An ad last week for dell's new Inspirons read "1 GHz now in notebook form."
An ad last week for dells new Inspirons read "1 GHz now in notebook form."
"So what," I thought. Another bump up in mobile processor speed isnt news or interesting. Intels been racheting up processors since 1989, when it introduced the 20MHz 386SL, its first mobile processor.
And hasnt Dell heard? Since PC processor speeds tipped 100MHz, other components are usually catching up to it. Alas, my reaction to more-of-same from Intel confused the consumer PC market, where megahertz doesnt matter much, with altogether different concerns in the enterprise market. Find me a home user who needs a 1GHz processor. Theyre mighty scarce.
IT views 1GHz notebooks more enthusiastically, recognizing the different needs within their user populations. Whats more, microprocessors are getting renewed respect, and not just from traditional speed junkies such as engineers and scientists. Boses manager of PC strategy and services, Frank Calabrese, explained: "A virus can crop up in Europe in the morning, and were liable to see it by afternoon. You have to scan in background three to four times a day. Doing this, youll see noticeable degradation with machines running at 300 to 400MHz."
Does this mean everyone running e-mail and a few lightweight corporate applications needs the Hans and Franz of notebooks? Of course not, but background apps that run continually, such as virus checkers, are only going to get more numerous.
At most big enterprises, the percentage of users requiring high-end notebooks ranges from 15 percent to 30 percent. At Nordstrom, where Toshiba is the notebook supplier, its the store planning group and programmers, said the PC coordinator, Larry Shaw. Dell customer Detroit Edison equips design and thermography engineers with high-end notebooks, according to Bob Pence, a principal analyst with Detroit Edison. Bose, a Hewlett-Packard notebook customer, simply has lots of engineers, and you know what they want, according to Calabrese.

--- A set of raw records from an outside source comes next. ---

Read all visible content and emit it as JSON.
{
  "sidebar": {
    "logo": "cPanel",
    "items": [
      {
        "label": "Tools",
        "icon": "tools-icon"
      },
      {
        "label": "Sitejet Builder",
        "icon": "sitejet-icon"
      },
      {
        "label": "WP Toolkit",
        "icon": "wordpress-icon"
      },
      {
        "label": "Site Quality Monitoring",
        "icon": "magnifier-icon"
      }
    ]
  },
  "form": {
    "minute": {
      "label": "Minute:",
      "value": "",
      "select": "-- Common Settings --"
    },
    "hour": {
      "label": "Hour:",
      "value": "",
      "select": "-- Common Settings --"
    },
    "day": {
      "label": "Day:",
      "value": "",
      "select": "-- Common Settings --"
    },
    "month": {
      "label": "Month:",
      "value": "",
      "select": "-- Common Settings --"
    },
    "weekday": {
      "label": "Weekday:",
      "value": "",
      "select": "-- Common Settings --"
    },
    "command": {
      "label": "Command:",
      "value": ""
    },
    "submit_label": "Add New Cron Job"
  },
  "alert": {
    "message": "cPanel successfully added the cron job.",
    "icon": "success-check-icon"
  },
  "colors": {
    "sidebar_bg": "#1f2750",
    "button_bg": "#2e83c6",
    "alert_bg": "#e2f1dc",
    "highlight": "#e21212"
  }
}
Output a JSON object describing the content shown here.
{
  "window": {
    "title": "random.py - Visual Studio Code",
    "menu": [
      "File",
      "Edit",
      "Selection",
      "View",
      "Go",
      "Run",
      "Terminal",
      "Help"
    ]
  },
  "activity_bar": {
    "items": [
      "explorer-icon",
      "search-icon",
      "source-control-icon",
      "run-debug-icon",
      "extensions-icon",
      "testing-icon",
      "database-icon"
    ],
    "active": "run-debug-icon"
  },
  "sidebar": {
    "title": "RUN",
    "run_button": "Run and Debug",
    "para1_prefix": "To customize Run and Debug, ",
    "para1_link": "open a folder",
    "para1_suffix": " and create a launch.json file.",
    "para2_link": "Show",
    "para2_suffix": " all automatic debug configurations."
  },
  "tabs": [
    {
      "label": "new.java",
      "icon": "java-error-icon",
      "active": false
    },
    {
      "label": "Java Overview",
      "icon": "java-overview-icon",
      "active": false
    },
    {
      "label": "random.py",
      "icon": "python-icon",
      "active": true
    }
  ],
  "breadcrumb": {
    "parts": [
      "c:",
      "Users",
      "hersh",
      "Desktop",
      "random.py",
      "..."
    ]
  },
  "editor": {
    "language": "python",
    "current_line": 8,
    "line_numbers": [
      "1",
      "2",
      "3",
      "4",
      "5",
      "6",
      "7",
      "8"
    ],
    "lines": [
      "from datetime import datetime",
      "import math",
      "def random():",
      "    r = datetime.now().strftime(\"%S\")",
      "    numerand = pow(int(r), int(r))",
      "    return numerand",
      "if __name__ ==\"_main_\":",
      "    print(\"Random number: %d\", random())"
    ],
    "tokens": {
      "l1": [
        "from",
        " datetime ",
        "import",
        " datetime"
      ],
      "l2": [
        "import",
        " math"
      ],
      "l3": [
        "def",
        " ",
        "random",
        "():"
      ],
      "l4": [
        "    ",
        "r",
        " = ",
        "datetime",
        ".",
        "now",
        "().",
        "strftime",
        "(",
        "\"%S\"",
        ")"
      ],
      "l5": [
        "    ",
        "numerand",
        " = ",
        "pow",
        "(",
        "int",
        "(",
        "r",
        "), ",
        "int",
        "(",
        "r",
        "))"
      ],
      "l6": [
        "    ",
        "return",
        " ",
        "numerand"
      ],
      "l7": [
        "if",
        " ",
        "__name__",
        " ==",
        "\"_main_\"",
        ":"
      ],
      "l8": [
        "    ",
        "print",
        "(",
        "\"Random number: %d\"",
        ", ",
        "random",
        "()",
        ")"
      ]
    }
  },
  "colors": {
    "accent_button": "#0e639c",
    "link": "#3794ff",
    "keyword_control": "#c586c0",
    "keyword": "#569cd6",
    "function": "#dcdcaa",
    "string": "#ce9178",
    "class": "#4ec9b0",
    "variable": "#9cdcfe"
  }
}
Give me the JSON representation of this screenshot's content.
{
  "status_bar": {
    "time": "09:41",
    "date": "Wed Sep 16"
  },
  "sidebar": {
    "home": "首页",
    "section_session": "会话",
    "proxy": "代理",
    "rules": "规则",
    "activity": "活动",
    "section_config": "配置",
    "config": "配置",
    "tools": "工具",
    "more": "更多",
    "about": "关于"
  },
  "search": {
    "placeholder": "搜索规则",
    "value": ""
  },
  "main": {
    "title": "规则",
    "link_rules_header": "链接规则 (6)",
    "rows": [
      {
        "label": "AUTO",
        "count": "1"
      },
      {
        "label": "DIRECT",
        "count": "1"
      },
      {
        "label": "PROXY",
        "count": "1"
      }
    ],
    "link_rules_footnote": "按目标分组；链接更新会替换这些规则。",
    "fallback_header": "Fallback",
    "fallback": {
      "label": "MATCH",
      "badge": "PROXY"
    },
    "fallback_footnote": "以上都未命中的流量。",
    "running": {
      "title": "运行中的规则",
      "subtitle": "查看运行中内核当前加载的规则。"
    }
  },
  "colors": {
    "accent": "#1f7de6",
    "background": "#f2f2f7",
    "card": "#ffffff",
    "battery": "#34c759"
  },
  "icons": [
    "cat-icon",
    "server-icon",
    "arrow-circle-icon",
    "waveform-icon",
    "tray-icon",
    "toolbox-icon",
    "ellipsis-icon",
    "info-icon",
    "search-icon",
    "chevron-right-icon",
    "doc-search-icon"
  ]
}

But there are exceptions to the gradual, now decade-long trend of powerful notebooks bumping off desktops. Cornell Universitys S.C. Johnson Graduate School of Management is one of them. "Users who really need that kind of clock cycle typically run multiprocessor desktops. The 1GHz mobile microprocessor is a ho-hummer and of no great significance to us," said Kevin Baradet, network systems director.
What about the vast majority of corporate America running a handful of standard corporate applications, most requiring a fraction of available processor speed? "With what we were throwing at it, it was like the processor saying, Is that your best shot?" Pence said.

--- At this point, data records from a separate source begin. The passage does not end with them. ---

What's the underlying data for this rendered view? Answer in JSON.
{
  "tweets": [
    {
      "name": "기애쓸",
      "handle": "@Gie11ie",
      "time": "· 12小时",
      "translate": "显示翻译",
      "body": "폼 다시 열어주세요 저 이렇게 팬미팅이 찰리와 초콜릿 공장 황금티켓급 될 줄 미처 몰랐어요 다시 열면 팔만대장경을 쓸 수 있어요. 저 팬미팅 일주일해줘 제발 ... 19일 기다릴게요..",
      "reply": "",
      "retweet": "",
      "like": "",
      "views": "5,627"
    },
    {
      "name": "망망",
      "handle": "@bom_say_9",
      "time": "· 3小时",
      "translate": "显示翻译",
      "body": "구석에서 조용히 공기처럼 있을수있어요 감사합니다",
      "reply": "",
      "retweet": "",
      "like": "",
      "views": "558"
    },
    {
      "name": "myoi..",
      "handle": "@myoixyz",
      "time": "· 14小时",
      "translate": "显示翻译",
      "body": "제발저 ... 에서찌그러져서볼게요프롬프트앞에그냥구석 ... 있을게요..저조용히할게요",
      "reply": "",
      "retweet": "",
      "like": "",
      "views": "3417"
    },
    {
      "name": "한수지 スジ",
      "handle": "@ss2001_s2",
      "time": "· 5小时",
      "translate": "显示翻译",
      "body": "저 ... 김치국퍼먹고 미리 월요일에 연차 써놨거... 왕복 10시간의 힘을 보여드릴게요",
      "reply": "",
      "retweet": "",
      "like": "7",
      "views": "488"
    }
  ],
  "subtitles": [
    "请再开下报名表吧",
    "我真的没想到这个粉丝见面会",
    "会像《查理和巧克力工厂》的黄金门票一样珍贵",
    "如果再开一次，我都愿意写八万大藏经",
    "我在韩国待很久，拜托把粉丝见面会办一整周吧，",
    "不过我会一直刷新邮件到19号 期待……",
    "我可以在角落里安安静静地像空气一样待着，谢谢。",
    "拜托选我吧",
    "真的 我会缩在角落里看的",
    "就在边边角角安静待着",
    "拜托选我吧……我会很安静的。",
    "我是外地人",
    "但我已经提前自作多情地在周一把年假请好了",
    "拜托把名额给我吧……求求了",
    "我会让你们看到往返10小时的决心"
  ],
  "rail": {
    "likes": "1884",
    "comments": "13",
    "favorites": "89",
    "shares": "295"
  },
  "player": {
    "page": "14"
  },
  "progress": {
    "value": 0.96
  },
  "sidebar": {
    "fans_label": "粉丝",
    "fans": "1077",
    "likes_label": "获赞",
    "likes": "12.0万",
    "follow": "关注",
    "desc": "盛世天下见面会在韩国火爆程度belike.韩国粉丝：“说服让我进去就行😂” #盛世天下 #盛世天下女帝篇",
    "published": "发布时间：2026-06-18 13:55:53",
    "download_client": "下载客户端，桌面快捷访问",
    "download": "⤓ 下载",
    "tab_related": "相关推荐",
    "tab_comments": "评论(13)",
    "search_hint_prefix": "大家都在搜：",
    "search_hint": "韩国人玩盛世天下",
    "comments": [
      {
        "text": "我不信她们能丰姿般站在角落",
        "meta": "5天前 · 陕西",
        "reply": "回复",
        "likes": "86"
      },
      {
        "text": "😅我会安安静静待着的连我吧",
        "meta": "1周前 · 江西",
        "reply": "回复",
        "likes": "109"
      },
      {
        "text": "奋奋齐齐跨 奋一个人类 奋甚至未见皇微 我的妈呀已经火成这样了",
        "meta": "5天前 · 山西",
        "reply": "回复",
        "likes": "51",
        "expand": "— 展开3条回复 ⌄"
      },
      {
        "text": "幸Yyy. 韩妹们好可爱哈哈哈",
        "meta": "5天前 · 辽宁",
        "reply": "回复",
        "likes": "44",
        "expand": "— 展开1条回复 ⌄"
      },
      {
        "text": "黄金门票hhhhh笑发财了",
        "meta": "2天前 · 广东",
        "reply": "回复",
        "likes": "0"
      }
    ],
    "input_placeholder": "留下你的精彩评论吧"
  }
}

For most of us, a more compelling argument than processor speed would be lowering the cost of ownership. Perhaps the notion is too complex for ad copy, but it ranks higher than processor speed on many IT priority lists. For instance, buying notebooks with identical components so he can configure them cookie-cutter style, as well as 8-hour on-site repair, is critically important to Boses Calabrese.
Corporate culture plays a role, albeit a smaller one than economics. Companies with predominantly engineers suffer from a disease known as processor envy. In the strictest sense, the mobile Pentium III at 1GHz is nothing more than 150MHz more than what came before it. Engineers, however, tend to celebrate it.
"As soon as this chip comes out, I guarantee you an engineer will walk into my office and ask when are we getting the 1.2GHz version," Calabrese said.